In the past six months alone, hospital staff have suffered:
- Broken jaws
- A broken arm
- A broken ankle
- One man nearly lost an eye
- Multiple concussions
Last December, one woman, who worked as a psychologist, was beaten so badly she may never work again due to a permanent brain injury.
ABC15 is protecting the identities of staff who spoke to us, for fear of retaliation.
But one woman told us she quit after working at ASH for just four months.
She said it was a job she loved. But she no longer felt safe after a patient gave her a concussion and left her with cuts and bruises across her face.
"I was thinking ‘Oh my god I'm going to die,'" she said. "'I can't believe I'm being beaten up, this is what I heard about. This is what happens every day.'"
Another insider, who said she was assaulted several times during her time at ASH, said that the level of security is so low that staff sometimes use their patients for protection.
"There have been issues where I've had to go deal with somebody in a psychotic episode, and the other patients have had to come follow me and as they would say ‘get my back' because I'm by myself," she said.
Wellek said that's a serious problem.
"That is not a hospital environment. That is the street," he said. "It's just another addition of the street. The street has entered the hospital."
"It's anti-treatment.
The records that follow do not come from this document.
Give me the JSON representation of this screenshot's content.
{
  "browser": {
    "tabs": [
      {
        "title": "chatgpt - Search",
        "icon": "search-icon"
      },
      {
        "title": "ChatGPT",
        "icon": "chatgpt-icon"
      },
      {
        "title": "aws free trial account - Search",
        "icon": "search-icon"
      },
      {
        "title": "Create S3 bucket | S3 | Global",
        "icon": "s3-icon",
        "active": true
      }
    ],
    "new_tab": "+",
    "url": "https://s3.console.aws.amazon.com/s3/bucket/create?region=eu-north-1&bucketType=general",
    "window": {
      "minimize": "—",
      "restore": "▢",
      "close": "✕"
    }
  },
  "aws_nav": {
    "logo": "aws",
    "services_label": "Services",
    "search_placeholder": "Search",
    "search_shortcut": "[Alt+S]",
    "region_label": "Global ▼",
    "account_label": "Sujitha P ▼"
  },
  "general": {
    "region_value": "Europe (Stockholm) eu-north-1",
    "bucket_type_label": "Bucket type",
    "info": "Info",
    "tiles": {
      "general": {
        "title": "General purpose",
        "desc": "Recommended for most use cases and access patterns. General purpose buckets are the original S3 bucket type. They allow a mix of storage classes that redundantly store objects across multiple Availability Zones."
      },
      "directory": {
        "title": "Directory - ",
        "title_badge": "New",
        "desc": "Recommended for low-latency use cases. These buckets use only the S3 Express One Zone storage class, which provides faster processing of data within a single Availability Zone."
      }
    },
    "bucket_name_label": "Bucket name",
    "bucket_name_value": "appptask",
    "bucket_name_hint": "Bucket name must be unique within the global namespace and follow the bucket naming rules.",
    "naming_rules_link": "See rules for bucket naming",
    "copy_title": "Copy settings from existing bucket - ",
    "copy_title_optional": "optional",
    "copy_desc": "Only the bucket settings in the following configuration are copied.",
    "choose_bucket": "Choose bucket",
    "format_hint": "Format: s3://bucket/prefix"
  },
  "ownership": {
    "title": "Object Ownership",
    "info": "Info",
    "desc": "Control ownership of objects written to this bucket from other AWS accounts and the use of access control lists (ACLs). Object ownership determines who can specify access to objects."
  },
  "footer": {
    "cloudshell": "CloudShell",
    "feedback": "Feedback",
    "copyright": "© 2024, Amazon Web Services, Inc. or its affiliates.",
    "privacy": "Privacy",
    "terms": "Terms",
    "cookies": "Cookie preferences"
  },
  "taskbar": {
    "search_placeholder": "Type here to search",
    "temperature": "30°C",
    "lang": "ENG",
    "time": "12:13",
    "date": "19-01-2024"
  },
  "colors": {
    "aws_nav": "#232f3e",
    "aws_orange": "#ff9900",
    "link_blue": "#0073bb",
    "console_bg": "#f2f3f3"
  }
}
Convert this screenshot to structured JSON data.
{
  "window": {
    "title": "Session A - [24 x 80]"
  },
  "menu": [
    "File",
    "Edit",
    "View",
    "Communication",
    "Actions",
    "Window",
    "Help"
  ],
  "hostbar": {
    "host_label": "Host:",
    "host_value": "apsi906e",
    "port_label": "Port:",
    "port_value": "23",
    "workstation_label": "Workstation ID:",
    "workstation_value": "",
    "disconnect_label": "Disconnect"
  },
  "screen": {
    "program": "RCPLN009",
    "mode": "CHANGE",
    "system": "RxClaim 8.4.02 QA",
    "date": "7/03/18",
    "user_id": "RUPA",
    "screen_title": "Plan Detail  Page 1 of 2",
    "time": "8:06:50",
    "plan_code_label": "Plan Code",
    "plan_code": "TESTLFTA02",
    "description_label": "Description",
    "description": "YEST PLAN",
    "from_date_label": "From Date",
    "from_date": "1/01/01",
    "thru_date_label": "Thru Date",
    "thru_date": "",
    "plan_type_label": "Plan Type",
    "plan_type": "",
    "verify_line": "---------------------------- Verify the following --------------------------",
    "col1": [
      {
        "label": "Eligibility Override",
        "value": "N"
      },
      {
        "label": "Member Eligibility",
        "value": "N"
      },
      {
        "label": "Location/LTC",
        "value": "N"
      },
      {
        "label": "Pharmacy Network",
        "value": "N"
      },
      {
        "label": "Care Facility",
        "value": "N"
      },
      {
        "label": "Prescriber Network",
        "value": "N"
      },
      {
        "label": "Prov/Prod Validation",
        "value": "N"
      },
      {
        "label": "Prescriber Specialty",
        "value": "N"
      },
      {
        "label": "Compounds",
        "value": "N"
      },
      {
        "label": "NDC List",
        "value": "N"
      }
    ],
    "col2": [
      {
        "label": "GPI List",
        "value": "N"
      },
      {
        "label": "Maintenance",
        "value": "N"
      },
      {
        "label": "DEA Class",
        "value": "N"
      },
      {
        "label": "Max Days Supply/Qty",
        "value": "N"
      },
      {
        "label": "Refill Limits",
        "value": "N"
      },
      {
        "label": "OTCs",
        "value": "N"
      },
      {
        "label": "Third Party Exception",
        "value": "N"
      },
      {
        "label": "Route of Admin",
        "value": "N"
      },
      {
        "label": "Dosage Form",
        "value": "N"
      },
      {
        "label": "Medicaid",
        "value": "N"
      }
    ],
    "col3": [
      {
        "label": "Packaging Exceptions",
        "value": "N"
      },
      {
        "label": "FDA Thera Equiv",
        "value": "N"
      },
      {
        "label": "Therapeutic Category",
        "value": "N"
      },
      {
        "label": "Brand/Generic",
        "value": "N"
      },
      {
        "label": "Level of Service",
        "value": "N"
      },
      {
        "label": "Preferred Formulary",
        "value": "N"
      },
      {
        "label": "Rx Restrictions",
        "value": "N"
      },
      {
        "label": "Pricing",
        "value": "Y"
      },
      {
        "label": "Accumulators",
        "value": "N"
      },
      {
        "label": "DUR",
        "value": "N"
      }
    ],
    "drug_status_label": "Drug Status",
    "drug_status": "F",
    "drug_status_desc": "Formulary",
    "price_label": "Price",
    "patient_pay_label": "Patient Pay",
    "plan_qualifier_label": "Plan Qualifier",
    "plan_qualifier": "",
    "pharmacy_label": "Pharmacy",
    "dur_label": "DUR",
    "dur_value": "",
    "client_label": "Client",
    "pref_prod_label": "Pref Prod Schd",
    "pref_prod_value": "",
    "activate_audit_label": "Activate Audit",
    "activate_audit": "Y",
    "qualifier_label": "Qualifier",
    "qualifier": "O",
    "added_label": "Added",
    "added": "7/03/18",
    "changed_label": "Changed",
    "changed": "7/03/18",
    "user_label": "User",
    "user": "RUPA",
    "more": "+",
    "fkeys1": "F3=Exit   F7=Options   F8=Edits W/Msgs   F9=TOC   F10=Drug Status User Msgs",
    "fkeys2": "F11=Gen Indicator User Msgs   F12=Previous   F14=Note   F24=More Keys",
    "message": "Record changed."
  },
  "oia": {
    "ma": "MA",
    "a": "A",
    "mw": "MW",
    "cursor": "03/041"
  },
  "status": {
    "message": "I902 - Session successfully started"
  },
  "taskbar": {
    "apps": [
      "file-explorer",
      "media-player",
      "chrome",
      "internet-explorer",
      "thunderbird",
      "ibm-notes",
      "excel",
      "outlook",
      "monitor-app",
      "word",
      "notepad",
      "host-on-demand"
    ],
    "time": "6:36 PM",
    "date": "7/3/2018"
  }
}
It's hurtful, and it's dangerous," Wellek said.
Hospital Officials Respond
To get answers, the ABC15 Investigators sat down with the hospital's former CEO Cory Nelson.
Nelson was promoted earlier this year and now oversees the state's behavioral health services.
"Actually I think the hospital is doing great," Nelson said.
A year ago, Nelson cut ASH's security force by more than half . He also renamed security as "campus support" and left patient-care staff to do their own security.
He believes he's made the hospital safer.
"We've reduced the number of workers' compensation related claims by 30 percent," Nelson said.
But ABC15 obtained those workers' compensation records . They show since 2011, hospital workers have been injured from an assault more than 520 times.
That's an average of 200 a year – that number has not gone down.
When asked if he has workers who have been off for months because of assaults, Nelson said, "Sure we have."
When we asked him if workers have missed years, he answered, "You know, I can't answer that one."
Since 2011, injured hospital workers have missed more than 24,000 hours of work . Some of that
time off may include injuries that were not caused by assaults.
"Some of the staff I'm sure probably do not feel safe," Nelson said. "But when you look at the Bureau of Labor and Statistics, they rated some of these facilities some of the most challenging in the United States."
The fact is there are now more administrators than security staff at ASH. And sources say that the staff is pressured by the administration not to report assaults.
In July 2012, Nelson sent an email to all hospital employees encouraging them to explore other options before calling police to report assaults.
One source told us that email was "manipulative and disrespectful."
"One of the last sentences I said in the email is that it remains their choice," Nelson said. "I would like them to consider all factors when they make that choice."
But it's only when staff call police that the public gets a chance to find out what's going on at the hospital.
Going to the police is the only way ABC15 could obtain the surveillance video of a violent fight at the hospital.
ASH officials have refused to turn over any of its surveillance footage, citing privacy concerns.
But the video gives us a glimpse into the daily violence that takes place at ASH. It's violence that has caused many hospital workers to quit in fear for their safety.
Dr. Wellek worries staff turnover means patients won't get the help they need.
That's a problem for all of us since almost every patient at ASH will someday be released.
"The situation is a disaster," Wellek said. "That's all I can think of is a terrifying, frightening, humiliating, embarrassing, uncomfortable, dangerous disaster."